- The town hall stems from the renaissance period (internally older, later converted).
- Above the town hall is the medieval parish church of St. Bartholomew. In the tower and the chancel of the church there are late romanesque section of wall from around 1200. The statues of benefactors in the chancel, probably around 1300, belong to the other successors of the Naumburg benefactors statues.
- The town of Blankenburg (Harz) has picturesque villas from the turn of the 20th century.
- Also worth seeing are the historic gardens (baroque garden, castle park, pheasant garden, animal park).
- On the edge of the town lies the former robber baron castle and fortress of Regenstein.
- Regenstein Mill (Regenstein-Mühle) in the woods west of Regenstein Castle, an old mill with water channels carved out of the rock (Harzer Wandernadel checkpoint no. 82).
- The Teufelsmauer (Devil's Wall), a bizarre sandstone rock formation and geological natural monument
- The Ziegenkopf ridge and nature reserve.
- Remains of the Luisenburg castle.
- The sand caves of Sandhöhlen im Heers in the woods below Regenstein Castle which are also thought to be a Germanic cult site or thingstead (Harzer Wandernadel checkpoint no. 81).
In the Great Castle is a theatre which is to be restored again.
- The town museum for Blankenburg (Harz) is in the Little Castle, the former ducal Lustschloss
- Unique in Germany is the hostel museum. It contains a large collection of items, as well as a library of craft work.
- In addition there is Michaelstein Abbey with its herb garden and instrument museum.
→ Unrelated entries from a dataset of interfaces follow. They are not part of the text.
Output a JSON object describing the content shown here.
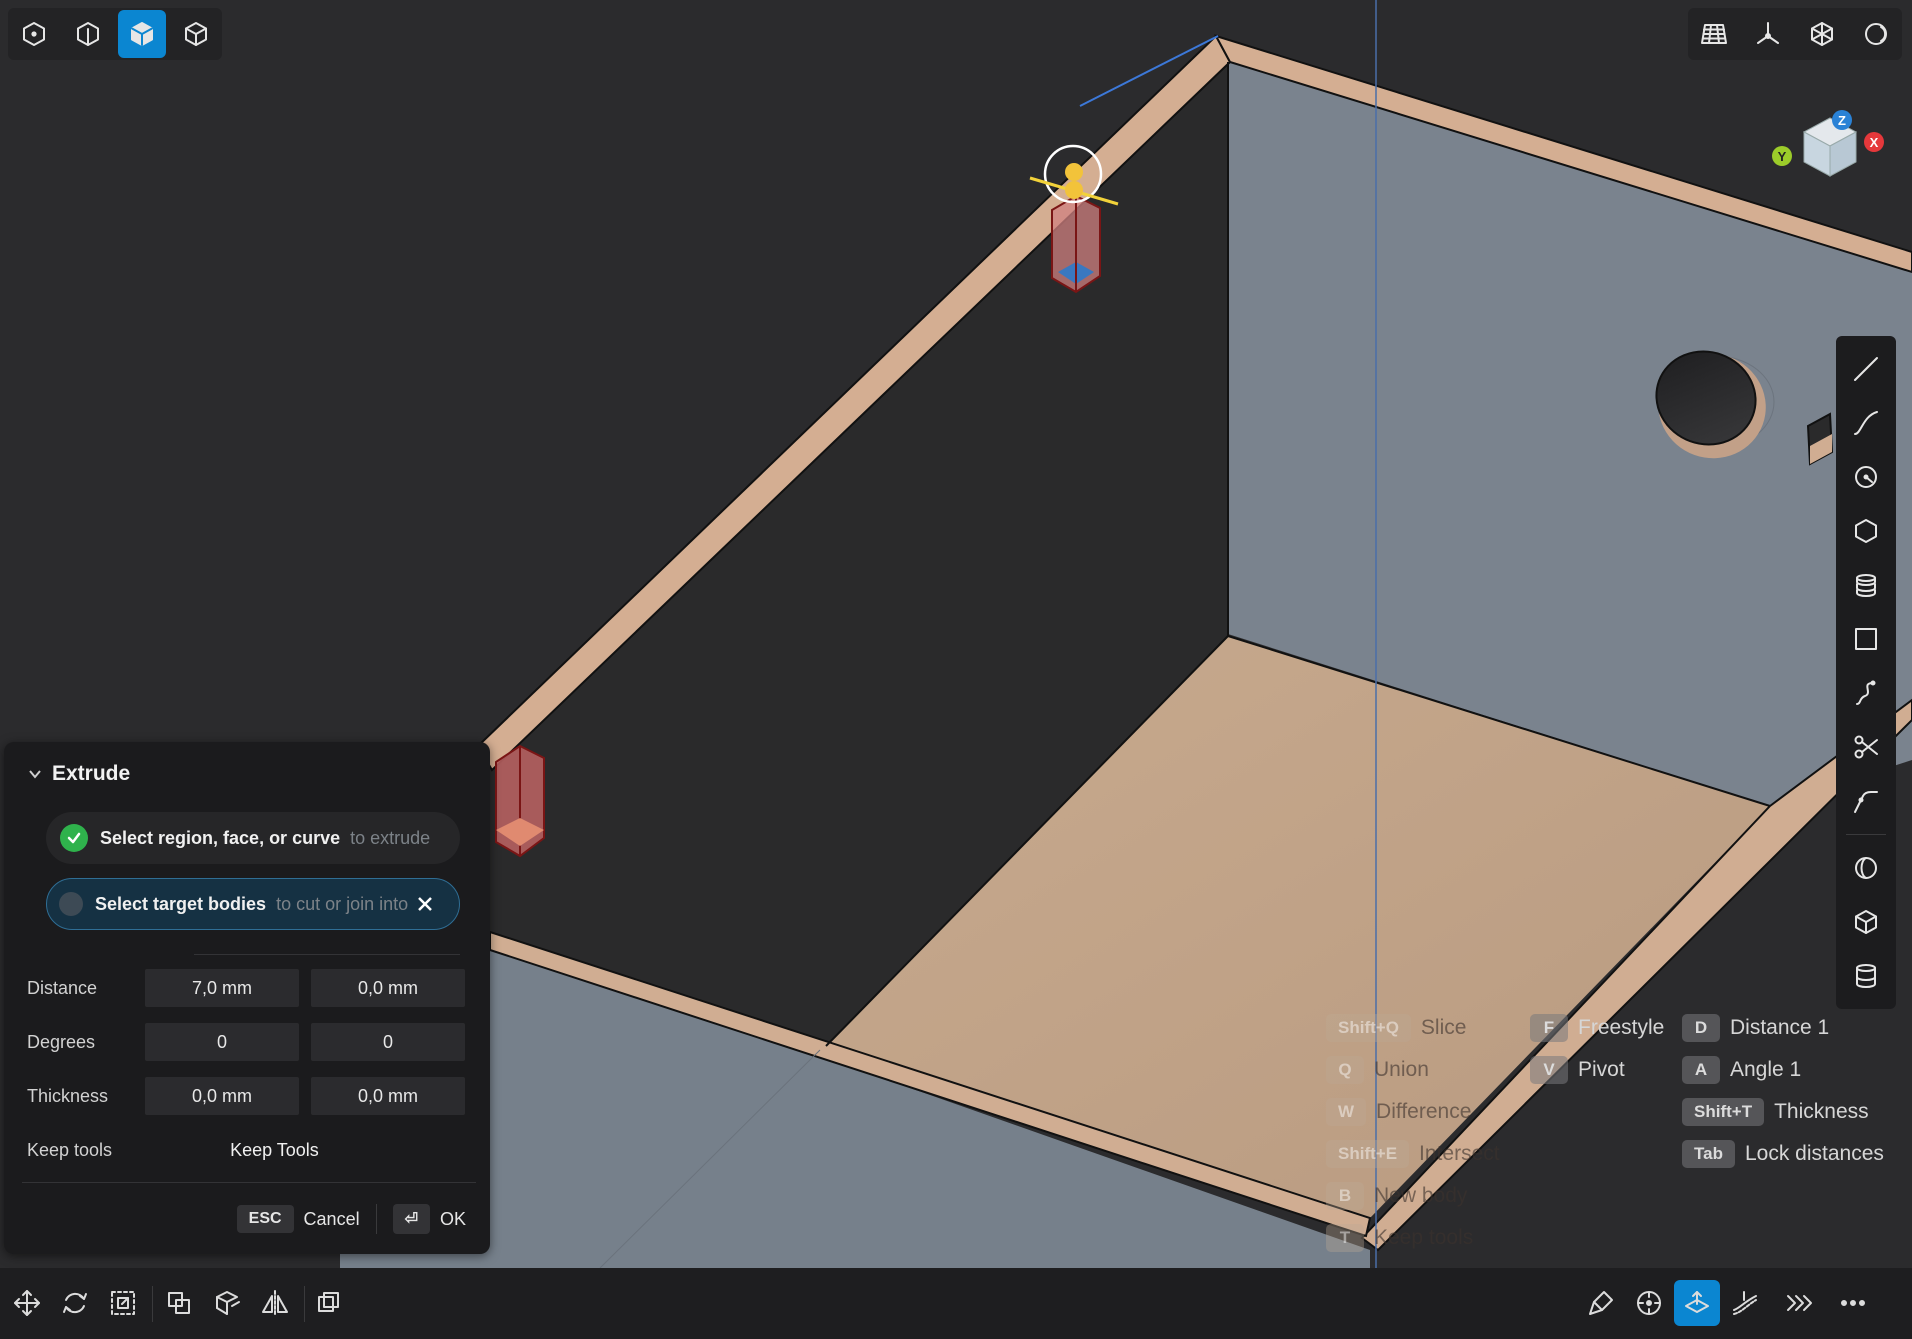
{
  "toolbar_top_left": {
    "items": [
      {
        "name": "view-mode-1-icon"
      },
      {
        "name": "view-mode-2-icon"
      },
      {
        "name": "view-mode-3-icon",
        "active": true
      },
      {
        "name": "view-mode-4-icon"
      }
    ]
  },
  "toolbar_top_right": {
    "items": [
      {
        "name": "grid-icon"
      },
      {
        "name": "axes-icon"
      },
      {
        "name": "wireframe-icon"
      },
      {
        "name": "render-mode-icon"
      }
    ]
  },
  "nav_cube": {
    "axis_x": "X",
    "axis_y": "Y",
    "axis_z": "Z"
  },
  "extrude_panel": {
    "title": "Extrude",
    "select_region": {
      "label": "Select region, face, or curve",
      "hint": "to extrude",
      "done": true
    },
    "select_targets": {
      "label": "Select target bodies",
      "hint": "to cut or join into",
      "done": false
    },
    "distance": {
      "label": "Distance",
      "value1": "7,0 mm",
      "value2": "0,0 mm"
    },
    "degrees": {
      "label": "Degrees",
      "value1": "0",
      "value2": "0"
    },
    "thickness": {
      "label": "Thickness",
      "value1": "0,0 mm",
      "value2": "0,0 mm"
    },
    "keep_tools": {
      "label": "Keep tools",
      "value": "Keep Tools"
    },
    "cancel": {
      "key": "ESC",
      "label": "Cancel"
    },
    "ok": {
      "key": "⏎",
      "label": "OK"
    }
  },
  "shortcuts": [
    {
      "key": "Shift+Q",
      "label": "Slice",
      "dim": true
    },
    {
      "key": "Q",
      "label": "Union",
      "dim": true
    },
    {
      "key": "W",
      "label": "Difference",
      "dim": true
    },
    {
      "key": "Shift+E",
      "label": "Intersect",
      "dim": true
    },
    {
      "key": "B",
      "label": "New body",
      "dim": true
    },
    {
      "key": "T",
      "label": "Keep tools",
      "dim": true
    },
    {
      "key": "F",
      "label": "Freestyle",
      "dim": false
    },
    {
      "key": "V",
      "label": "Pivot",
      "dim": false
    },
    {
      "key": "D",
      "label": "Distance 1",
      "dim": false
    },
    {
      "key": "A",
      "label": "Angle 1",
      "dim": false
    },
    {
      "key": "Shift+T",
      "label": "Thickness",
      "dim": false
    },
    {
      "key": "Tab",
      "label": "Lock distances",
      "dim": false
    }
  ],
  "colors": {
    "accent": "#0b86d1",
    "panel_bg": "#1b1b1d",
    "wall_dark": "#2a2a2b",
    "wall_light": "#76808b",
    "wood_edge": "#d2ac90",
    "floor": "#c5a78b"
  }
}
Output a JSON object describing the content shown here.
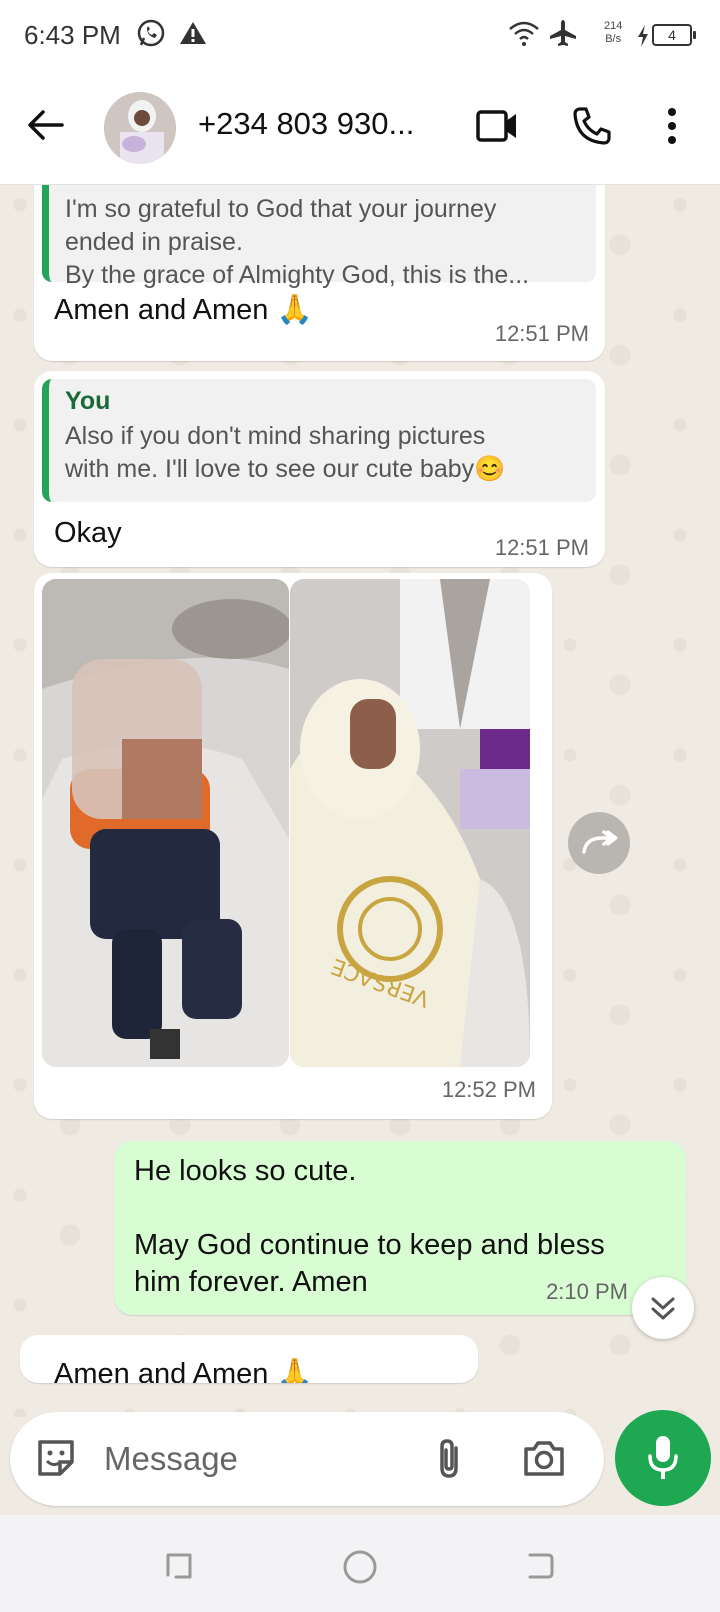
{
  "status_bar": {
    "time": "6:43 PM",
    "net_speed_value": "214",
    "net_speed_unit": "B/s",
    "battery": "4",
    "icons": [
      "whatsapp-icon",
      "warning-icon",
      "wifi-icon",
      "airplane-icon",
      "charging-icon",
      "battery-icon"
    ]
  },
  "header": {
    "contact_name": "+234 803 930...",
    "icons": [
      "back-arrow-icon",
      "video-call-icon",
      "phone-icon",
      "more-vert-icon"
    ]
  },
  "messages": [
    {
      "direction": "in",
      "quote_text_lines": [
        "I'm so grateful to God that your journey",
        "ended in praise.",
        "By the grace of Almighty God, this is the..."
      ],
      "text": "Amen and Amen 🙏",
      "time": "12:51 PM"
    },
    {
      "direction": "in",
      "quote_author": "You",
      "quote_text_lines": [
        "Also if you don't mind sharing pictures",
        "with me. I'll love to see our cute baby😊"
      ],
      "text": "Okay",
      "time": "12:51 PM"
    },
    {
      "direction": "in",
      "type": "photos",
      "photo_count": 2,
      "photo_print": "VERSACE",
      "time": "12:52 PM"
    },
    {
      "direction": "out",
      "text_lines": [
        "He looks so cute.",
        "",
        "May God continue to keep and bless",
        "him forever. Amen"
      ],
      "time": "2:10 PM"
    },
    {
      "direction": "in",
      "text": "Amen and Amen 🙏",
      "partially_hidden": true
    }
  ],
  "composer": {
    "placeholder": "Message",
    "icons": [
      "sticker-icon",
      "attach-icon",
      "camera-icon",
      "mic-icon"
    ]
  },
  "colors": {
    "accent_green": "#1da851",
    "outgoing_bubble": "#d9fdd3",
    "chat_background": "#efeae2",
    "quote_bar": "#25a35a"
  }
}
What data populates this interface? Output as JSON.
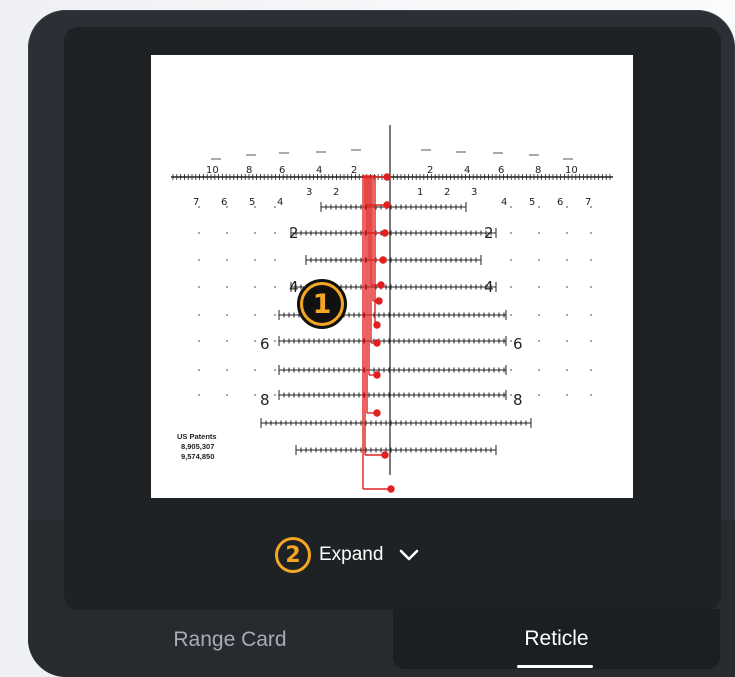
{
  "reticle": {
    "top_scale_labels": [
      "10",
      "8",
      "6",
      "4",
      "2",
      "2",
      "4",
      "6",
      "8",
      "10"
    ],
    "lower_scale_labels": [
      "7",
      "6",
      "5",
      "4",
      "3",
      "2",
      "1",
      "2",
      "3",
      "4",
      "5",
      "6",
      "7"
    ],
    "row_labels": [
      "2",
      "4",
      "6",
      "8",
      "2",
      "4",
      "6",
      "8"
    ],
    "patent_line1": "US Patents",
    "patent_line2": "8,905,307",
    "patent_line3": "9,574,850"
  },
  "callouts": {
    "one": "1",
    "two": "2"
  },
  "expand": {
    "label": "Expand",
    "icon": "chevron-down-icon"
  },
  "tabs": [
    {
      "label": "Range Card",
      "active": false
    },
    {
      "label": "Reticle",
      "active": true
    }
  ],
  "colors": {
    "accent": "#f5a623",
    "reticle_red": "#e02020",
    "panel": "#1f2224"
  }
}
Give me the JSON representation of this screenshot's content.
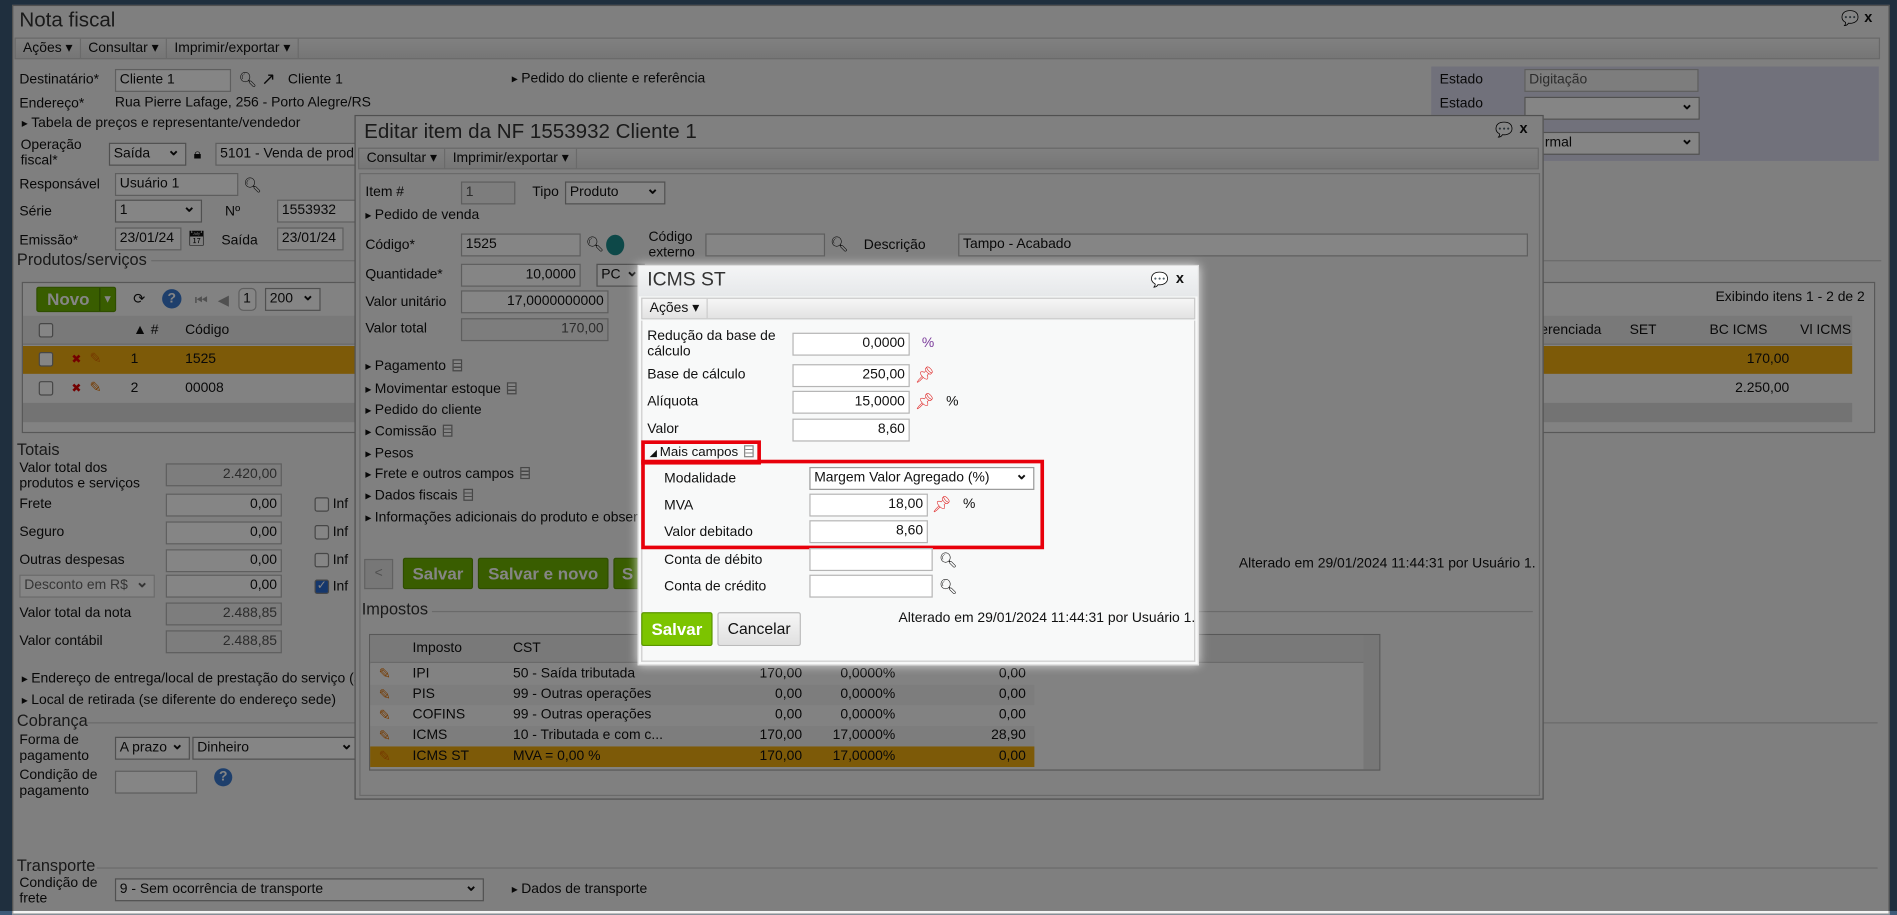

- Great Castle
- Little Castle
- Town hall
- Church of St. Bartholomew
- Michaelstein Abbey
- Ruins of Regenstein Castle
- Wilhelm Raabe Tower west of Blankenburg (Harz) on the Eichenberg
- Memorial grove for concentration camp prisoners and forced labourers of various nationalities at the levelled cemetery of Alten Friedhof on Lühner-Tor-Platz
- Monument stone in memory of the concentration camp inmates of the subcamp near the present-day Diesterweg School in the district of Oesig
- Memorial board in Mauerstraße 14 to the sentencing of 63 anti-fascists in September 1933
- Viking Festival (Easter)
- Country- and Trucker Festival
- Knight's Tournament (in July)
- Abbey Festival
- Historic weekends (railways and markets; baroque castle gardens and parks)
- Michaelstein Abbey concerts (all year)
- Sternthal Christmas market
- Joseph von Radowitz, general and politician, born 6 February 1797, died 25 December 1853 in Berlin
- Polykarp Kusch, co-recipient of the Nobel Prize for Physics in 1955.
- Robert Koldewey, architect and archaeologist, born 10 September 1855, died 4 February 1925 in Berlin
- Oswald Spengler, philosopher, born 29 May 1880, died 8 May 1936 in Munich
- Joachim Albrecht Eggeling, Nazi Gauleiter, born 30 November 1884, died 15 April 1945 in Moritzburg (Halle)
- Frederika of Hanover, queen consort of Paul of Greece, born 18 April 1917, died 6 February 1981 in Madrid
- Herdecke, North Rhine-Westphalia
- Meerbusch, North Rhine-Westphalia
- Wolfenbüttel, Lower Saxony (City Friendship)
- Georgsmarienhütte, Lower Saxony (City Friendship)
|Wikimedia Commons has media related to Blankenburg (Harz).|
- "Bevölkerung der Gemeinden 31.12.2012" (PDF). Statistisches Landesamt Sachsen-Anhalt (in German). January 2014.
- One or more of the preceding sentences incorporates text from a publication now in the public domain: Chisholm, Hugh, ed. (1911). "Blankenburg". Encyclopædia Britannica 4 (11th ed.). Cambridge University Press. p. 41.
- Sven Voss in der mdr-Sendung 'Echt, 9 March 2010
- Vgl. Eberhard Brecht, Manfred Kummer: Juden in Quedlinburg. Halberstadt 1996, p. 7.